The Rocket 3.3 vehicle lifted off from Pad LP-3B, Pacific Spaceport Complex in Alaska on Kodiak Island.
The launch window for the mission began on 27 August and will run until 11 September.
The company said that one of the five main engines failed less than a second after liftoff and caused the rocket to hover sideways.
In addition, the remaining engines were commanded to shut down to end the flight after nearly two minutes and thirty seconds of endurance.
The vehicle had reached an altitude of 50km and returned safely to Earth.
The mission included a non-deployable US Space Force payload. The launch was the first of two Astra has under contract through the Defense Innovation Unit’s Other Transaction Agreement.
Astra founder, chairman and CEO Chris Kemp said: “We regret that we were unable to accomplish all mission objectives for the US Space Force; however, we captured a tremendous amount of data from this test flight.
“We will incorporate learnings from this test into future launch vehicles, including LV0007, which is currently in production.”
Currently, Astra said it is seeking a mishap investigation on the failure. The company is working in close cooperation with the Federal Aviation Administration (FAA) to investigate the issue.
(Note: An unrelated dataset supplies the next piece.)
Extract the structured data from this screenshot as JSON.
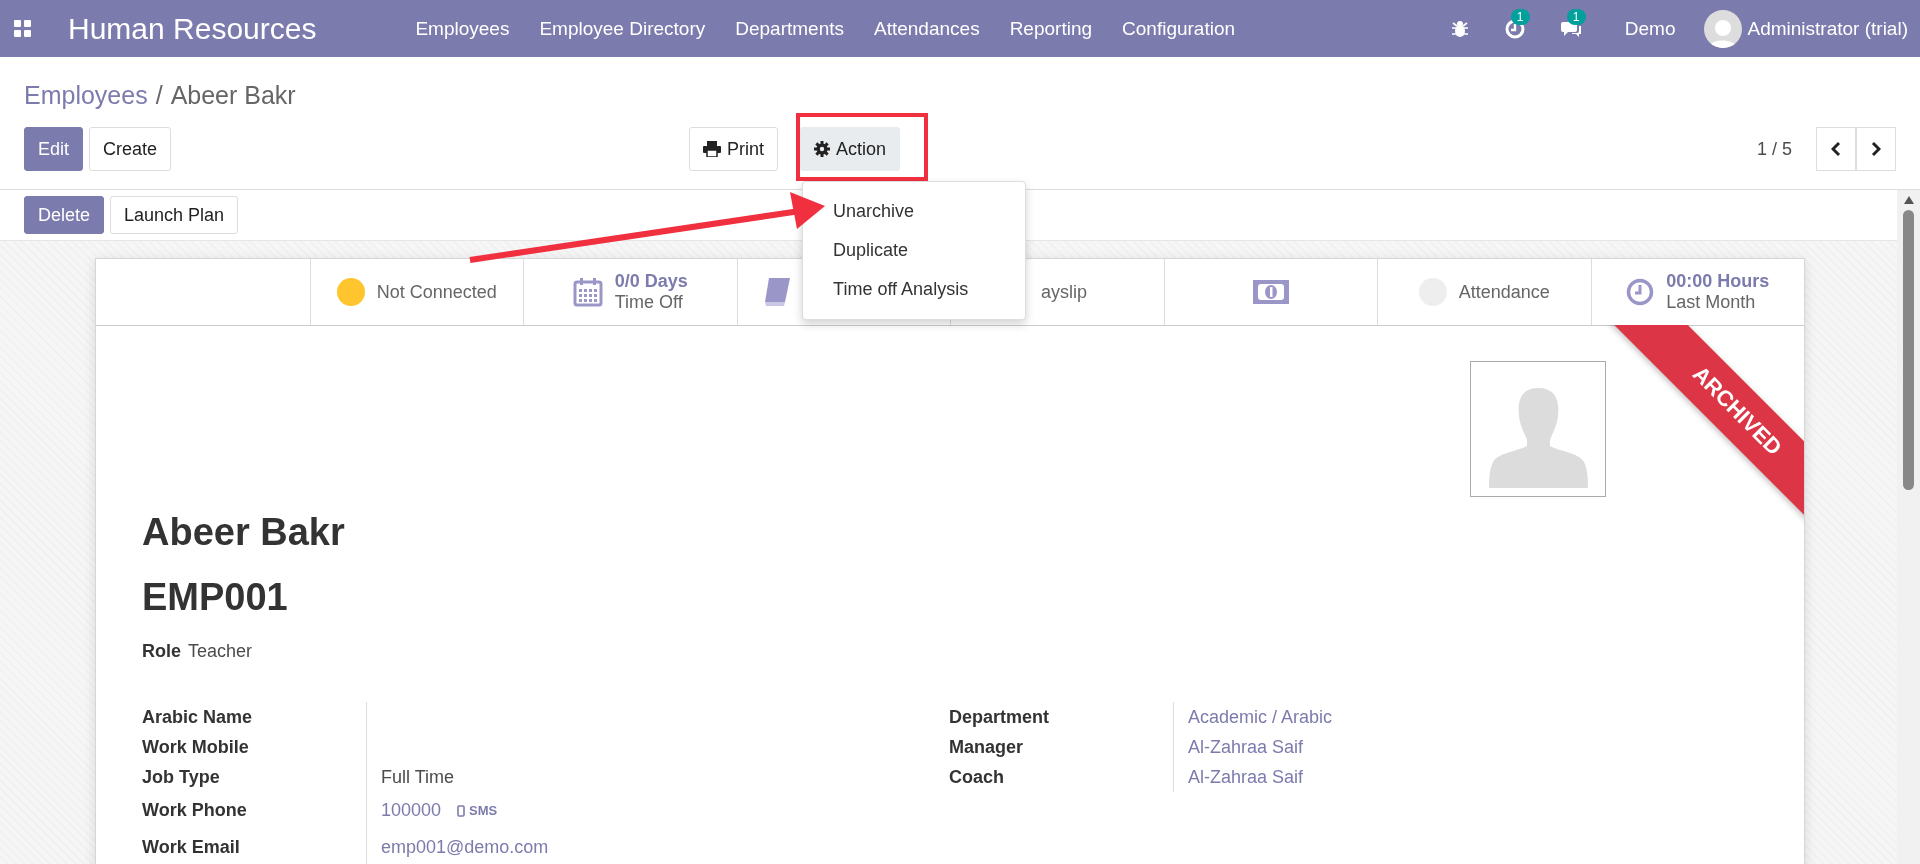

Recently, Astra Space secured a contract from the Rocket Systems Launch Program (RSLP) of the USSF for the Orbital Services Program (OSP)-4 programme.